Legends about menehune, the demigod Māui, and other tales of the Hawaiian Islands.
The menehune lived in mountain forests and came to the lowland only at night, performing miraculous tasks that often helped people in need. Collected and edited by noted Hawaiian scholar Mary Kawena Pukui, and retold by Caroline Curtis, this volume is a delightful introduction to Hawai‘i’s rich tradition of storytelling for young and old alike.
Stories of Life in Old Hawaiʻi
Historical fiction about everyday life in precontact Hawaiʻi.
These stories imagine the lives of a young Native Hawaiian couple, Keao and Malu, within a vibrant community engaged in traditional activities such as house building, kapa making, hula, bird catching, fishing, and Makahiki.
Between the Deep Blue Sea and Me

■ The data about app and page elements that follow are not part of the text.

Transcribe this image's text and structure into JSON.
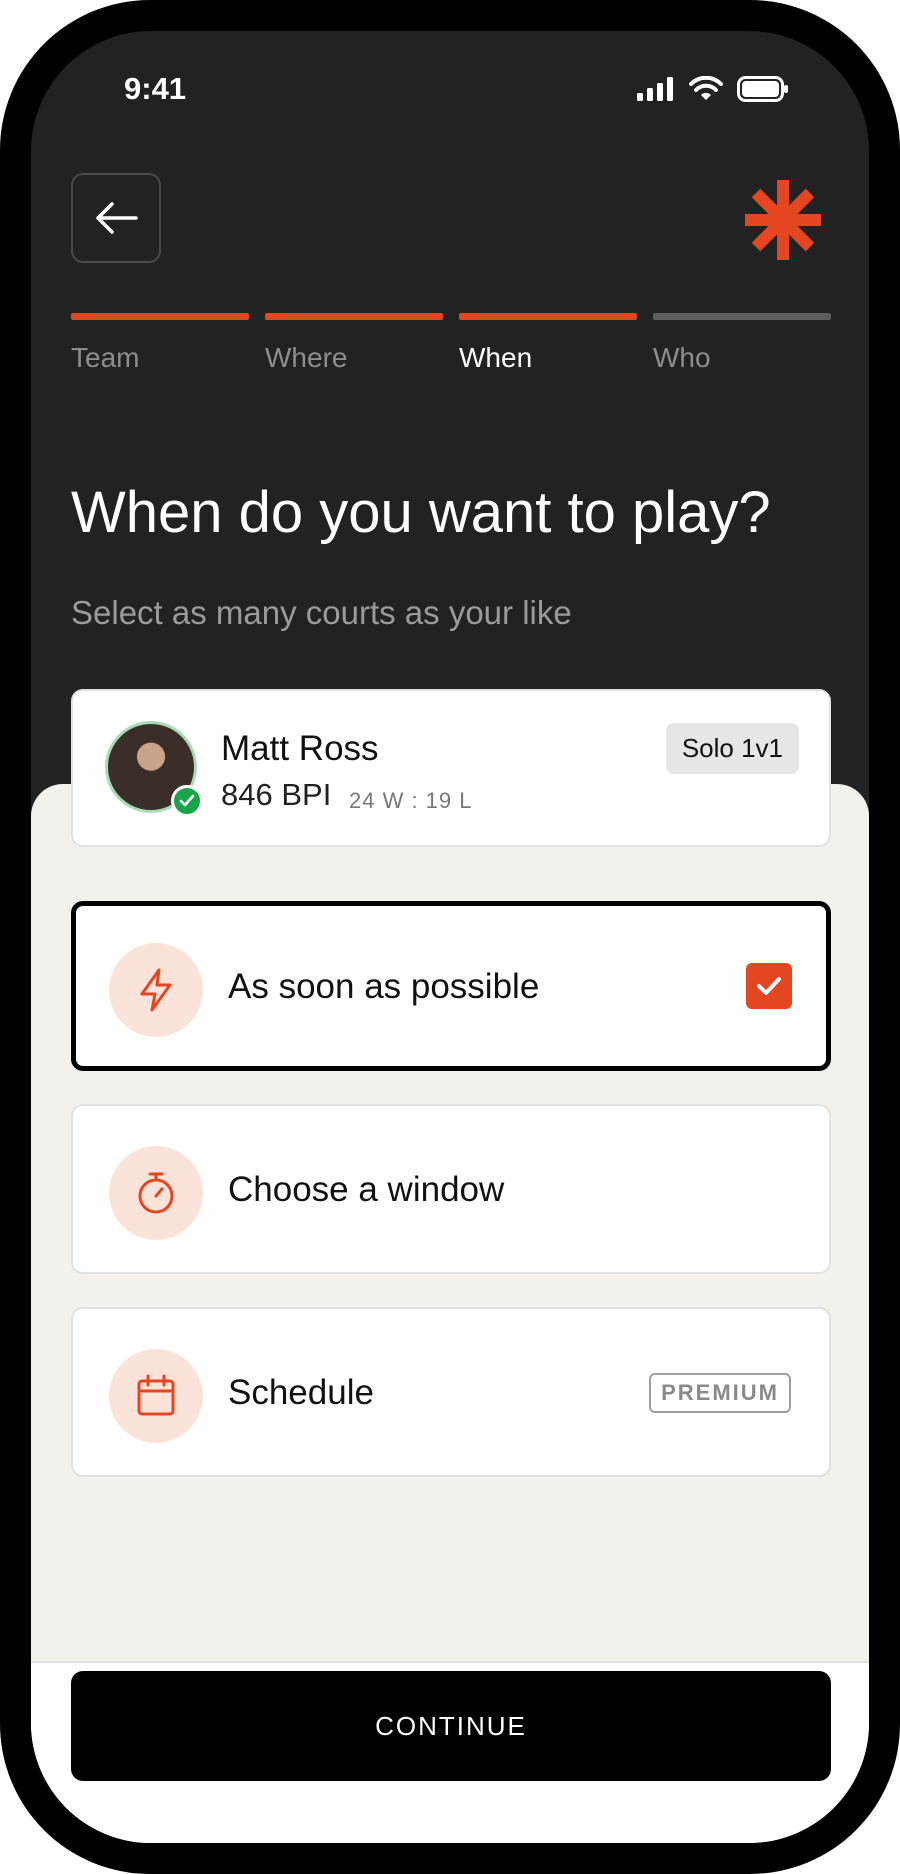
{
  "status_bar": {
    "time": "9:41",
    "icons": [
      "cellular-signal-icon",
      "wifi-icon",
      "battery-icon"
    ]
  },
  "header": {
    "back_icon": "arrow-left-icon",
    "logo_icon": "asterisk-logo-icon"
  },
  "steps": [
    {
      "label": "Team",
      "complete": true,
      "current": false
    },
    {
      "label": "Where",
      "complete": true,
      "current": false
    },
    {
      "label": "When",
      "complete": true,
      "current": true
    },
    {
      "label": "Who",
      "complete": false,
      "current": false
    }
  ],
  "title": "When do you want to play?",
  "subtitle": "Select as many courts as your like",
  "profile": {
    "name": "Matt Ross",
    "rating": "846 BPI",
    "record": "24 W : 19 L",
    "badge": "Solo 1v1",
    "verified": true
  },
  "options": [
    {
      "label": "As soon as possible",
      "icon": "lightning-icon",
      "selected": true
    },
    {
      "label": "Choose a window",
      "icon": "stopwatch-icon",
      "selected": false
    },
    {
      "label": "Schedule",
      "icon": "calendar-icon",
      "selected": false,
      "tag": "PREMIUM"
    }
  ],
  "continue_label": "CONTINUE",
  "colors": {
    "accent": "#e4471f",
    "dark_bg": "#222222",
    "sheet_bg": "#f4f0eb",
    "icon_circle": "#fbe3d9",
    "verified": "#18a54a"
  }
}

Contemporary novel about understanding ancestral responsibilities, mending relationships, and finding one’s identity as a Hawaiian in today’s world.
Moana Kawelo, PhD, has a promising career as a museum curator in Los Angeles. The untimely death of her father—and the gravitational pull of Hawaiʻi when she returns home for his funeral—causes Moana to question her motivations and her glamorous life in California.
Ruling Chiefs of Hawaiʻi
Kamakau’s masterwork on ancient Hawaiian history.
Ruling Chiefs of Hawaiʻi has been a foundational Hawaiian text for more than six decades. This volume draws from Native Hawaiian oral traditions and histories prior to the social and political upheaval Hawaiʻi faced in the late nineteenth century. Written from 1866 to 1871 by one of Hawaiʻi’s greatest historians, Ruling Chiefs of Hawaiʻi begins with the great chief ʻUmi, eight generations before Kamehameha ʻEkahi, and ends with the reign of Kauikeaouli in 1854.
Pāhana ʻĀina Lupalupa
The Pāhana ʻĀina Lupalupa (PAL) series of Hawaiian culture-based science readers takes keiki on a fascinating journey into the diverse environments that make Hawaiʻi the special place that it is. From high mountain forests shrouded in clouds to coastal waters teeming with life, your budding reader will discover the amazing diversity of Hawaiʻi’s ecosystems and their unique inhabitants. Meet the koa bug, pāoʻo fish, wiliwili tree, and other Hawaiian endemic species found nowhere else in the world. Colorful photographs and illustrations along with informative text will delight and intrigue your young explorer, and Hawaiian language, traditions, and settings will help your keiki build a firm foundation in the rich, deep ʻāina of Hawaiʻi nei.